··· Material for the task ···

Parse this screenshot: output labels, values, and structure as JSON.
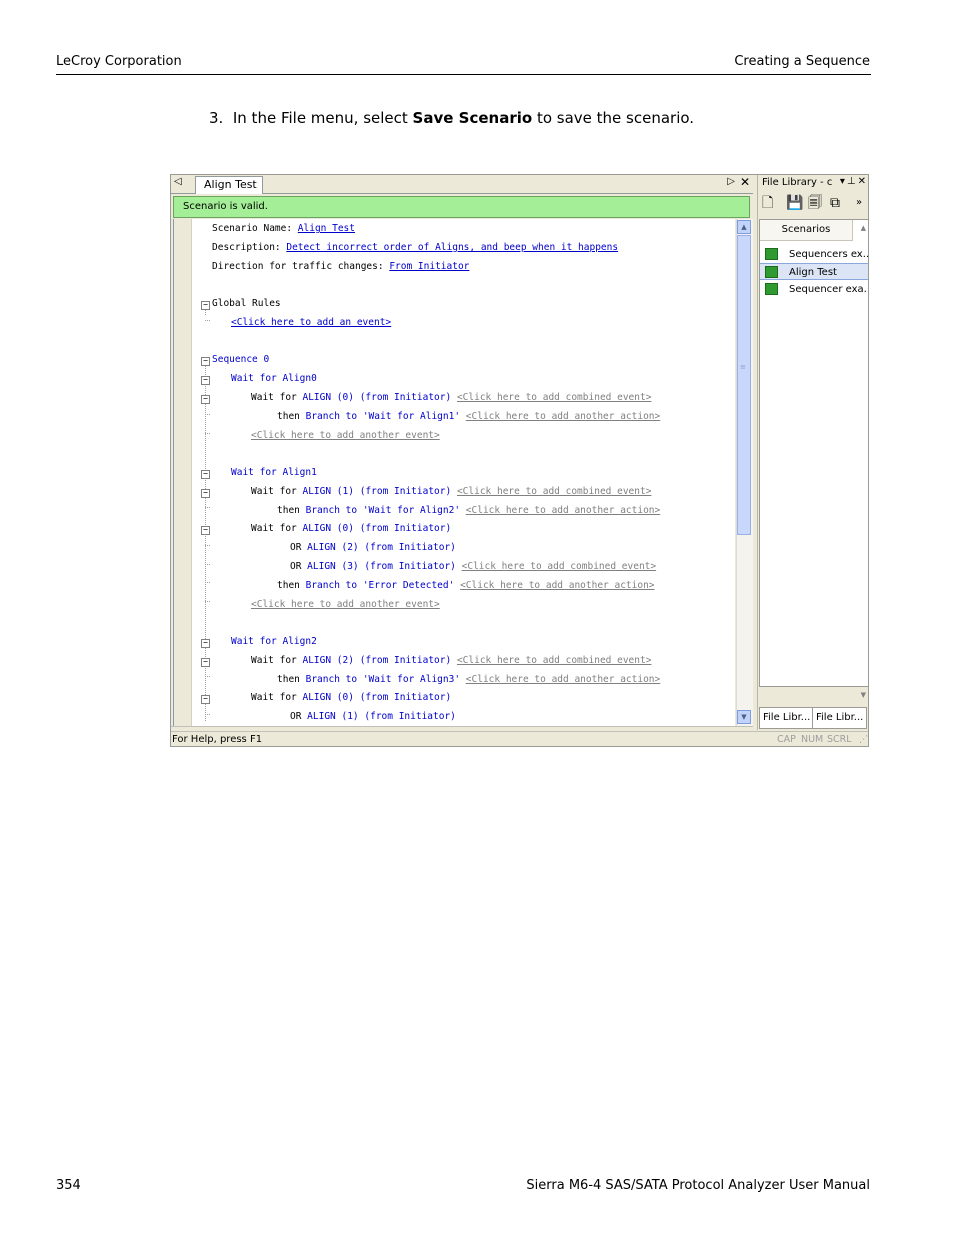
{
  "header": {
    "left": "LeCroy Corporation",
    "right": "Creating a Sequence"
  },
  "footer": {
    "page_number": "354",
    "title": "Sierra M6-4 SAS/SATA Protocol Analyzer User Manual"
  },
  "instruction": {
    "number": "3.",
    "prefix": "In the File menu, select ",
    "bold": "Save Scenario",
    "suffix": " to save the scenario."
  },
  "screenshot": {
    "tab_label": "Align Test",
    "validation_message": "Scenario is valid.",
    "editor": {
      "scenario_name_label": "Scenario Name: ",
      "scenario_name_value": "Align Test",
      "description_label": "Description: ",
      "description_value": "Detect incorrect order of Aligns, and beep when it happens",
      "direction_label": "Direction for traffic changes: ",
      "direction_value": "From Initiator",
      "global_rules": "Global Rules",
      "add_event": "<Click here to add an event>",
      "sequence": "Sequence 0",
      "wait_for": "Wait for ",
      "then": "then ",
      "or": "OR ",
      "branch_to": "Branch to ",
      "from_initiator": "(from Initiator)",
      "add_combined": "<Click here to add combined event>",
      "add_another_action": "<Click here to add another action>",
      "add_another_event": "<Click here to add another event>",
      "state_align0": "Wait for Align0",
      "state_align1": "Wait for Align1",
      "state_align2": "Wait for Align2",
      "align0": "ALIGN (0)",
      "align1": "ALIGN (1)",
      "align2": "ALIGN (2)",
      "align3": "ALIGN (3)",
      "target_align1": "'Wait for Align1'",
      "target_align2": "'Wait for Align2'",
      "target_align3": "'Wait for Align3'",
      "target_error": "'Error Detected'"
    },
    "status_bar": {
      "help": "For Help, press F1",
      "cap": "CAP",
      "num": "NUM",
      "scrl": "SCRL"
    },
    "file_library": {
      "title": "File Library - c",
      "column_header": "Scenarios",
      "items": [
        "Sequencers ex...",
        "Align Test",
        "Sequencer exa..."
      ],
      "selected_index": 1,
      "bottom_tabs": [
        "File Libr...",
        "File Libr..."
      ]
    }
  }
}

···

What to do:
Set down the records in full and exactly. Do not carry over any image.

Expected output:
Parse this screenshot: output labels, values, and structure as JSON.
{
  "header": {
    "left": "LeCroy Corporation",
    "right": "Creating a Sequence"
  },
  "footer": {
    "page_number": "354",
    "title": "Sierra M6-4 SAS/SATA Protocol Analyzer User Manual"
  },
  "instruction": {
    "number": "3.",
    "prefix": "In the File menu, select ",
    "bold": "Save Scenario",
    "suffix": " to save the scenario."
  },
  "screenshot": {
    "tab_label": "Align Test",
    "validation_message": "Scenario is valid.",
    "editor": {
      "scenario_name_label": "Scenario Name: ",
      "scenario_name_value": "Align Test",
      "description_label": "Description: ",
      "description_value": "Detect incorrect order of Aligns, and beep when it happens",
      "direction_label": "Direction for traffic changes: ",
      "direction_value": "From Initiator",
      "global_rules": "Global Rules",
      "add_event": "<Click here to add an event>",
      "sequence": "Sequence 0",
      "wait_for": "Wait for ",
      "then": "then ",
      "or": "OR ",
      "branch_to": "Branch to ",
      "from_initiator": "(from Initiator)",
      "add_combined": "<Click here to add combined event>",
      "add_another_action": "<Click here to add another action>",
      "add_another_event": "<Click here to add another event>",
      "state_align0": "Wait for Align0",
      "state_align1": "Wait for Align1",
      "state_align2": "Wait for Align2",
      "align0": "ALIGN (0)",
      "align1": "ALIGN (1)",
      "align2": "ALIGN (2)",
      "align3": "ALIGN (3)",
      "target_align1": "'Wait for Align1'",
      "target_align2": "'Wait for Align2'",
      "target_align3": "'Wait for Align3'",
      "target_error": "'Error Detected'"
    },
    "status_bar": {
      "help": "For Help, press F1",
      "cap": "CAP",
      "num": "NUM",
      "scrl": "SCRL"
    },
    "file_library": {
      "title": "File Library - c",
      "column_header": "Scenarios",
      "items": [
        "Sequencers ex...",
        "Align Test",
        "Sequencer exa..."
      ],
      "selected_index": 1,
      "bottom_tabs": [
        "File Libr...",
        "File Libr..."
      ]
    }
  }
}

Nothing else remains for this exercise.